### TASK ITEM
Could you output each line of the data that follows exactly?

----- INFORMATION GIVEN -----

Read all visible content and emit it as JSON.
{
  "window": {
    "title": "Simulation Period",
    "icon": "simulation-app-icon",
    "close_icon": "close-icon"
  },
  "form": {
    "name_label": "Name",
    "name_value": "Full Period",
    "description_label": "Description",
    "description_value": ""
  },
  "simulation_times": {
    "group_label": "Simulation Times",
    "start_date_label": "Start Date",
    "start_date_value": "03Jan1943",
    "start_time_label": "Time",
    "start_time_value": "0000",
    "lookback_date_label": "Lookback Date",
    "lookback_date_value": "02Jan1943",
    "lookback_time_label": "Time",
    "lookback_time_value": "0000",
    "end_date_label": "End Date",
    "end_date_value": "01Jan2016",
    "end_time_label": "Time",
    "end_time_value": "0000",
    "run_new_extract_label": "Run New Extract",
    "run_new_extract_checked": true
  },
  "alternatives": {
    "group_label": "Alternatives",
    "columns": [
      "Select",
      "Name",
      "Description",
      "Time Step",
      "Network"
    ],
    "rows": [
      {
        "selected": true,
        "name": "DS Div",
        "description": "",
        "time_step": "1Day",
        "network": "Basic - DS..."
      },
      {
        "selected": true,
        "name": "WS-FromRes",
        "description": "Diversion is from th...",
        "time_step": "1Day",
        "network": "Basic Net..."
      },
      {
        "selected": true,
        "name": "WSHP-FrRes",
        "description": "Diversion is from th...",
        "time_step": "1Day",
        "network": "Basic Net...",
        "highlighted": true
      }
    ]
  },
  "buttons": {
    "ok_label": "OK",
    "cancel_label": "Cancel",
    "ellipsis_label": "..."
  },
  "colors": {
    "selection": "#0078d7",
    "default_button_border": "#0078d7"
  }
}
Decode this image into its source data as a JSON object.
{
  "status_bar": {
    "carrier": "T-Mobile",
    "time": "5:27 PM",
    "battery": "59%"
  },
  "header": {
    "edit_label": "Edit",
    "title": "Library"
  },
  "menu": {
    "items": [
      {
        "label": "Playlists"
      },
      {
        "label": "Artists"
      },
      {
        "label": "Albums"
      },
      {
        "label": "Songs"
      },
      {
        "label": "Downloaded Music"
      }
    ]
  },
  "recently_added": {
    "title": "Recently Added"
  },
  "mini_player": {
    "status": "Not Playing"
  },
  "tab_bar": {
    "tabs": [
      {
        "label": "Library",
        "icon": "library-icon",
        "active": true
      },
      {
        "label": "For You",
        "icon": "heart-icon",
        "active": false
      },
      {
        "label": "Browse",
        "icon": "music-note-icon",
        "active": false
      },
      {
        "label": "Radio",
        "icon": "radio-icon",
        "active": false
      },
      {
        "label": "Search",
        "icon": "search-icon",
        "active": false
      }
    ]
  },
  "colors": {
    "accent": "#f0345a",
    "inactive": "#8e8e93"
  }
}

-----

### OUTPUT FOR THIS EXERCISE
Read all visible content and emit it as JSON.
{
  "window": {
    "title": "Simulation Period",
    "icon": "simulation-app-icon",
    "close_icon": "close-icon"
  },
  "form": {
    "name_label": "Name",
    "name_value": "Full Period",
    "description_label": "Description",
    "description_value": ""
  },
  "simulation_times": {
    "group_label": "Simulation Times",
    "start_date_label": "Start Date",
    "start_date_value": "03Jan1943",
    "start_time_label": "Time",
    "start_time_value": "0000",
    "lookback_date_label": "Lookback Date",
    "lookback_date_value": "02Jan1943",
    "lookback_time_label": "Time",
    "lookback_time_value": "0000",
    "end_date_label": "End Date",
    "end_date_value": "01Jan2016",
    "end_time_label": "Time",
    "end_time_value": "0000",
    "run_new_extract_label": "Run New Extract",
    "run_new_extract_checked": true
  },
  "alternatives": {
    "group_label": "Alternatives",
    "columns": [
      "Select",
      "Name",
      "Description",
      "Time Step",
      "Network"
    ],
    "rows": [
      {
        "selected": true,
        "name": "DS Div",
        "description": "",
        "time_step": "1Day",
        "network": "Basic - DS..."
      },
      {
        "selected": true,
        "name": "WS-FromRes",
        "description": "Diversion is from th...",
        "time_step": "1Day",
        "network": "Basic Net..."
      },
      {
        "selected": true,
        "name": "WSHP-FrRes",
        "description": "Diversion is from th...",
        "time_step": "1Day",
        "network": "Basic Net...",
        "highlighted": true
      }
    ]
  },
  "buttons": {
    "ok_label": "OK",
    "cancel_label": "Cancel",
    "ellipsis_label": "..."
  },
  "colors": {
    "selection": "#0078d7",
    "default_button_border": "#0078d7"
  }
}
Decode this image into its source data as a JSON object.
{
  "status_bar": {
    "carrier": "T-Mobile",
    "time": "5:27 PM",
    "battery": "59%"
  },
  "header": {
    "edit_label": "Edit",
    "title": "Library"
  },
  "menu": {
    "items": [
      {
        "label": "Playlists"
      },
      {
        "label": "Artists"
      },
      {
        "label": "Albums"
      },
      {
        "label": "Songs"
      },
      {
        "label": "Downloaded Music"
      }
    ]
  },
  "recently_added": {
    "title": "Recently Added"
  },
  "mini_player": {
    "status": "Not Playing"
  },
  "tab_bar": {
    "tabs": [
      {
        "label": "Library",
        "icon": "library-icon",
        "active": true
      },
      {
        "label": "For You",
        "icon": "heart-icon",
        "active": false
      },
      {
        "label": "Browse",
        "icon": "music-note-icon",
        "active": false
      },
      {
        "label": "Radio",
        "icon": "radio-icon",
        "active": false
      },
      {
        "label": "Search",
        "icon": "search-icon",
        "active": false
      }
    ]
  },
  "colors": {
    "accent": "#f0345a",
    "inactive": "#8e8e93"
  }
}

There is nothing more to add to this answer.